FDA officials say they don’t anticipate serious food shortages for consumers, just temporarily low inventory at some stores as they restock. And even if supply is lower and there’s less variety, Steve Meyer, a meat industry economist with Kerns and Associates in Ames, Iowa, isn’t worried about Americans running out of meat. “From a consumer standpoint, it’s not a crisis at all, in my opinion.”


Still, some chains like McDonald’s report that they’re bracing for diminished meat supplies. Hundreds of locations of Wendy’s, which relies on fresh beef, rather than more abundant frozen beef, reported running out of burgers at some locations by early May, with shortages expected to last a “couple of weeks.” In grocery stores, fresh meat prices were up 8.1 percent for the week ending April 25 over the same week last year, per Nielsen data. But prices weren’t up across the board, according to USDA data: Ground beef was more expensive, but the price of typically more costly cuts, like rib-eye, went down. And while retailers like Costco and Kroger are placing per-person limits on meat purchases, that’s in part to curtail panic shopping, which could perpetuate shortage fears and panic-buying cycles.


Critics of the meat industry even characterize its claims of a shortage as tactical hyperbole:


much more, including photos, links



We must end high-speed slaughter to protect workers, animals and food safety now

Suspending higher-speed slaughter systems would limit the spread of COVID-19 at American slaughterhouses, thereby protecting workers, animals, and consumers.


Matt Bershadker, Another View contributor, Opinion, Des Moines Register (IA)

May 14, 2020


Bershadker is president and CEO of the American Society for the Prevention of Cruelty to Animals.


As our nation continues to grapple with the spread of COVID-19, many industries are adapting their protocols to protect their workers in accordance with guidelines issued by the Centers for Disease Control and Prevention. In American slaughterhouses, however, conditions are not becoming safer; they’re becoming more dangerous for workers and animals. In Iowa alone, the coronavirus has infected more than 1,600 workers at four meatpacking plants. Nationwide, at least 20 meat and poultry plant workers and three U.S. Department of Agriculture food safety inspectors have already died.


The alarming spread of COVID-19 among slaughterhouse employees in Iowa and beyond has exposed massive vulnerabilities in our food system, yet, despite the tragic loss of life, animal agribusinesses have continued to operate with business as usual, putting profits above the health of their workers and the welfare of animals. Working shoulder to shoulder, plant employees were not provided adequate personal protective equipment or given hazard pay, and already irresponsibly high slaughter line speeds have not been reduced to accommodate responsible social distancing.
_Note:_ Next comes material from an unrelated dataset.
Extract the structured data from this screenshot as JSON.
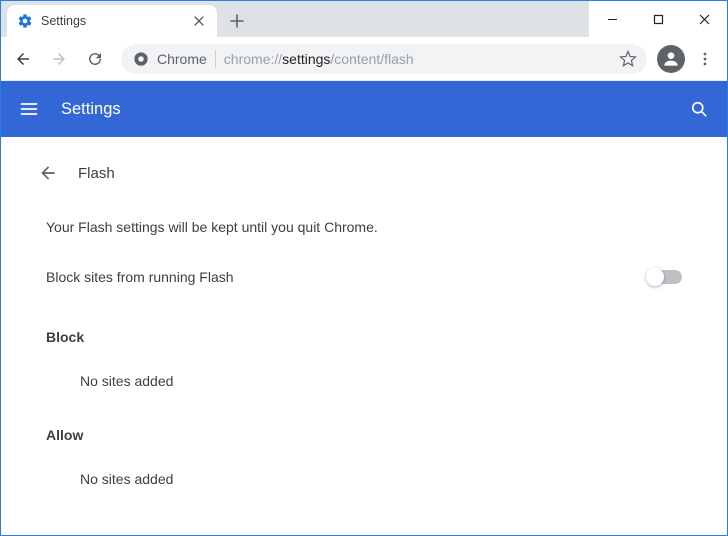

In fact, line speeds are increasing.


Even as slaughterhouses were emerging as coronavirus hotspots at the height of the pandemic, the USDA approved a record number of slaughter plants to start operating at breakneck line speeds. Last month, the USDA approved more poultry line-speed waivers than during any month on record, increasing slaughter speeds from 140 birds per minute to 175 birds per minute (three birds slaughtered every second). The current higher-speed slaughter system for pigs removes line-speed caps entirely, increasing pigs killed per hour from 1,100 to 1,300 (22 pigs per minute).


These high speeds make it more challenging for plants to abide by humane handling laws and regulations, putting animals at much greater risk of rough and abusive handling, more use of painful electric prods, and botched stunning, resulting in greater suffering as conscious animals are put through slaughter and dismemberment. High speeds also place more pressure on workers to process animals quickly, drastically increasing the risks for food workers and consumers’ food safety.


Earlier this month, my organization, the American Society for the Prevention of Cruelty to Animals, joined a diverse coalition in a letter to Congress, calling for an immediate end to high-speed slaughter and increased protections for workers...


more, including links